They call this hombre El Nino — a rare wet-weather phenomenon up from southern climes — and he blew in amid a flood of publicity this past week, with no plans to leave before making a likely splash at the Oscars on Feb 28.
If Los Angeles has a hard time with rain, Hollywood pageants have it even worse: The world’s most beautiful people in their fanciest designer attire do NOT want to get wet before their close-ups. Nor do the masses of media folks, with their expensive equipment, who beam these gilded images around the globe.
“It is a big deal,” veteran Golden Globes producer Barry Adelman said of rain on show day — a slight possibility for Sunday’s 73rd annual Globes, say forecasters.
Adelman recalled the 2010 Golden Globes, when a storm arrived sooner than expected and soaked the red carpet just as stars were arriving.

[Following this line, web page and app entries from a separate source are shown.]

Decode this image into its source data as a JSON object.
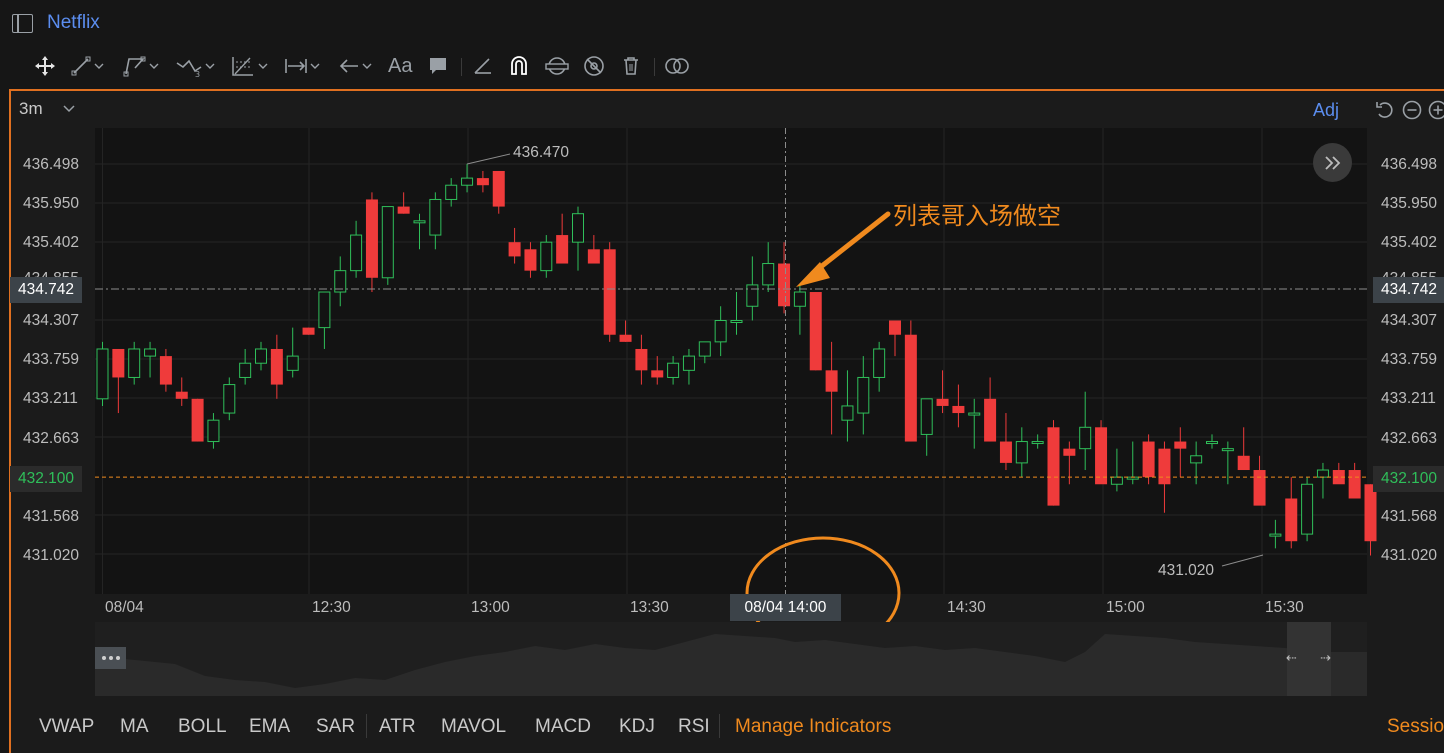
{
  "app": {
    "title": "Netflix"
  },
  "toolbar": {
    "tools": [
      "move-tool",
      "trend-line-tool",
      "polyline-tool",
      "wave-tool",
      "fib-tool",
      "measure-tool",
      "arrow-tool",
      "text-tool",
      "comment-tool",
      "ruler-tool",
      "magnet-tool",
      "lock-tool",
      "hide-tool",
      "delete-tool",
      "compare-tool"
    ],
    "text_tool_label": "Aa"
  },
  "chart_header": {
    "interval": "3m",
    "adj_label": "Adj"
  },
  "y_axis": {
    "ticks": [
      "436.498",
      "435.950",
      "435.402",
      "434.307",
      "433.759",
      "433.211",
      "432.663",
      "431.568",
      "431.020"
    ],
    "partial_tick": "434.855",
    "crosshair_value": "434.742",
    "last_price": "432.100"
  },
  "x_axis": {
    "ticks": [
      "08/04",
      "12:30",
      "13:00",
      "13:30",
      "14:30",
      "15:00",
      "15:30"
    ],
    "crosshair_time": "08/04 14:00"
  },
  "annotations": {
    "high_label": "436.470",
    "low_label": "431.020",
    "note": "列表哥入场做空"
  },
  "indicators": {
    "items": [
      "VWAP",
      "MA",
      "BOLL",
      "EMA",
      "SAR",
      "ATR",
      "MAVOL",
      "MACD",
      "KDJ",
      "RSI"
    ],
    "manage": "Manage Indicators",
    "session": "Session"
  },
  "colors": {
    "up": "#2fbf5a",
    "down": "#ef3b3b",
    "accent": "#f08a1e",
    "link": "#5b8def"
  },
  "chart_data": {
    "type": "candlestick",
    "interval": "3m",
    "symbol": "Netflix",
    "ylim": [
      430.8,
      436.7
    ],
    "x": [
      "12:15",
      "12:18",
      "12:21",
      "12:24",
      "12:27",
      "12:30",
      "12:33",
      "12:36",
      "12:39",
      "12:42",
      "12:45",
      "12:48",
      "12:51",
      "12:54",
      "12:57",
      "13:00",
      "13:03",
      "13:06",
      "13:09",
      "13:12",
      "13:15",
      "13:18",
      "13:21",
      "13:24",
      "13:27",
      "13:30",
      "13:33",
      "13:36",
      "13:39",
      "13:42",
      "13:45",
      "13:48",
      "13:51",
      "13:54",
      "13:57",
      "14:00",
      "14:03",
      "14:06",
      "14:09",
      "14:12",
      "14:15",
      "14:18",
      "14:21",
      "14:24",
      "14:27",
      "14:30",
      "14:33",
      "14:36",
      "14:39",
      "14:42",
      "14:45",
      "14:48",
      "14:51",
      "14:54",
      "14:57",
      "15:00",
      "15:03",
      "15:06",
      "15:09",
      "15:12",
      "15:15",
      "15:18",
      "15:21",
      "15:24",
      "15:27",
      "15:30",
      "15:33",
      "15:36",
      "15:39",
      "15:42",
      "15:45",
      "15:48",
      "15:51",
      "15:54",
      "15:57",
      "16:00",
      "16:03",
      "16:09",
      "16:15",
      "16:21",
      "16:27"
    ],
    "ohlc": [
      [
        433.2,
        434.0,
        433.1,
        433.9
      ],
      [
        433.9,
        433.9,
        433.0,
        433.5
      ],
      [
        433.5,
        434.0,
        433.4,
        433.9
      ],
      [
        433.8,
        434.0,
        433.5,
        433.9
      ],
      [
        433.8,
        433.9,
        433.3,
        433.4
      ],
      [
        433.3,
        433.5,
        433.1,
        433.2
      ],
      [
        433.2,
        433.2,
        432.6,
        432.6
      ],
      [
        432.6,
        433.0,
        432.5,
        432.9
      ],
      [
        433.0,
        433.5,
        432.9,
        433.4
      ],
      [
        433.5,
        433.9,
        433.4,
        433.7
      ],
      [
        433.7,
        434.0,
        433.6,
        433.9
      ],
      [
        433.9,
        434.1,
        433.2,
        433.4
      ],
      [
        433.6,
        434.2,
        433.5,
        433.8
      ],
      [
        434.2,
        434.2,
        434.1,
        434.1
      ],
      [
        434.2,
        434.7,
        433.9,
        434.7
      ],
      [
        434.7,
        435.2,
        434.5,
        435.0
      ],
      [
        435.0,
        435.7,
        434.9,
        435.5
      ],
      [
        436.0,
        436.1,
        434.7,
        434.9
      ],
      [
        434.9,
        435.9,
        434.8,
        435.9
      ],
      [
        435.9,
        436.1,
        435.8,
        435.8
      ],
      [
        435.7,
        435.8,
        435.3,
        435.7
      ],
      [
        435.5,
        436.1,
        435.3,
        436.0
      ],
      [
        436.0,
        436.3,
        435.9,
        436.2
      ],
      [
        436.2,
        436.5,
        436.1,
        436.3
      ],
      [
        436.3,
        436.4,
        436.1,
        436.2
      ],
      [
        436.4,
        436.4,
        435.8,
        435.9
      ],
      [
        435.4,
        435.6,
        435.1,
        435.2
      ],
      [
        435.3,
        435.4,
        434.9,
        435.0
      ],
      [
        435.0,
        435.5,
        434.9,
        435.4
      ],
      [
        435.5,
        435.8,
        435.2,
        435.1
      ],
      [
        435.4,
        435.9,
        435.0,
        435.8
      ],
      [
        435.3,
        435.5,
        435.2,
        435.1
      ],
      [
        435.3,
        435.4,
        434.0,
        434.1
      ],
      [
        434.1,
        434.3,
        434.0,
        434.0
      ],
      [
        433.9,
        434.1,
        433.4,
        433.6
      ],
      [
        433.6,
        433.8,
        433.4,
        433.5
      ],
      [
        433.5,
        433.8,
        433.4,
        433.7
      ],
      [
        433.6,
        433.9,
        433.4,
        433.8
      ],
      [
        433.8,
        434.0,
        433.7,
        434.0
      ],
      [
        434.0,
        434.5,
        433.8,
        434.3
      ],
      [
        434.3,
        434.7,
        434.1,
        434.3
      ],
      [
        434.5,
        435.2,
        434.3,
        434.8
      ],
      [
        434.8,
        435.4,
        434.7,
        435.1
      ],
      [
        435.1,
        435.4,
        434.4,
        434.5
      ],
      [
        434.5,
        434.8,
        434.1,
        434.7
      ],
      [
        434.7,
        434.7,
        433.6,
        433.6
      ],
      [
        433.6,
        434.0,
        432.7,
        433.3
      ],
      [
        432.9,
        433.6,
        432.6,
        433.1
      ],
      [
        433.0,
        433.8,
        432.7,
        433.5
      ],
      [
        433.5,
        434.0,
        433.3,
        433.9
      ],
      [
        434.3,
        434.3,
        433.8,
        434.1
      ],
      [
        434.1,
        434.3,
        432.6,
        432.6
      ],
      [
        432.7,
        433.2,
        432.4,
        433.2
      ],
      [
        433.2,
        433.6,
        433.0,
        433.1
      ],
      [
        433.1,
        433.4,
        432.8,
        433.0
      ],
      [
        433.0,
        433.2,
        432.5,
        433.0
      ],
      [
        433.2,
        433.5,
        432.6,
        432.6
      ],
      [
        432.6,
        433.0,
        432.2,
        432.3
      ],
      [
        432.3,
        432.8,
        432.1,
        432.6
      ],
      [
        432.6,
        432.7,
        432.5,
        432.6
      ],
      [
        432.8,
        432.9,
        431.7,
        431.7
      ],
      [
        432.5,
        432.6,
        432.0,
        432.4
      ],
      [
        432.5,
        433.3,
        432.2,
        432.8
      ],
      [
        432.8,
        432.9,
        432.2,
        432.0
      ],
      [
        432.0,
        432.5,
        431.9,
        432.1
      ],
      [
        432.1,
        432.6,
        432.0,
        432.1
      ],
      [
        432.6,
        432.7,
        432.0,
        432.1
      ],
      [
        432.5,
        432.6,
        431.6,
        432.0
      ],
      [
        432.6,
        432.8,
        432.1,
        432.5
      ],
      [
        432.3,
        432.6,
        432.0,
        432.4
      ],
      [
        432.6,
        432.7,
        432.5,
        432.6
      ],
      [
        432.5,
        432.6,
        432.0,
        432.5
      ],
      [
        432.4,
        432.8,
        432.3,
        432.2
      ],
      [
        432.2,
        432.4,
        431.9,
        431.7
      ],
      [
        431.3,
        431.5,
        431.1,
        431.3
      ],
      [
        431.8,
        432.1,
        431.1,
        431.2
      ],
      [
        431.3,
        432.1,
        431.2,
        432.0
      ],
      [
        432.1,
        432.3,
        431.8,
        432.2
      ],
      [
        432.2,
        432.3,
        432.1,
        432.0
      ],
      [
        432.2,
        432.3,
        431.8,
        431.8
      ],
      [
        432.0,
        432.0,
        431.0,
        431.2
      ]
    ]
  }
}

“It was not a happy time with everybody trudging around under umbrellas,” he said. “We don’t want that to ever happen again.”
This year, plastic tents already stand over the Globes’ arrival areas, and Adelman said they would stay up through Sunday. “We’re not taking the tent down yet,” he said.
Cheryl Cecchetto, who has produced the Academy Awards’ Governors Ball for more than two decades, said she puts her rain contingency plan in place if there’s even a drop of drizzle in the five-day forecast.
“Then, sometimes only hours before guest arrival, I can have it all removed if the weather takes a turn for the better,” she said.
The Academy Awards suffered a minor rain-related mishap during arrivals last year when water pooled on the protective tent above the red carpet and came gushing down on a group of reporters. Organizers say a brand-new rain cover is being readied for February’s show, which will occur at the expected height of El Nino storminess in Southern California.
The Grammys (Feb 15) and the Screen Actors Guild Awards (Jan 30) also are ready for rain. The Grammy red carpet is traditionally tented, regardless of the weather. The SAG Awards, too, keeps its arrivals area covered.
Tenting requires additional lighting and heating considerations, but SAG Awards spokeswoman Rosalind Jarrett Sepulveda says there’s a silver lining.
“It enables us to float a scrim above the still photography area,” she said, “making for beautiful fashion photos.”
With El Nino expected to bring uncharacteristically heavy rain to drought-stricken California through March, stars and their stylists would be wise to factor the extra moisture into their red carpet looks.
The bottoms of long dresses and trousers might get wet, but Living Proof’s Michael Shaun Corby said it’s essential to keep hair camera-ready. Guys might opt for a slick, retro side part with extra gel, while women should remember that curls get curlier (and frizz gets frizzier) when the air is damp. Consider a tight braid or sleek updo, Corby said. And don’t wear bangs or long hair down — that only spreads the dampness.
“Once the hair is wet,” Corby said, “everything goes to hell.”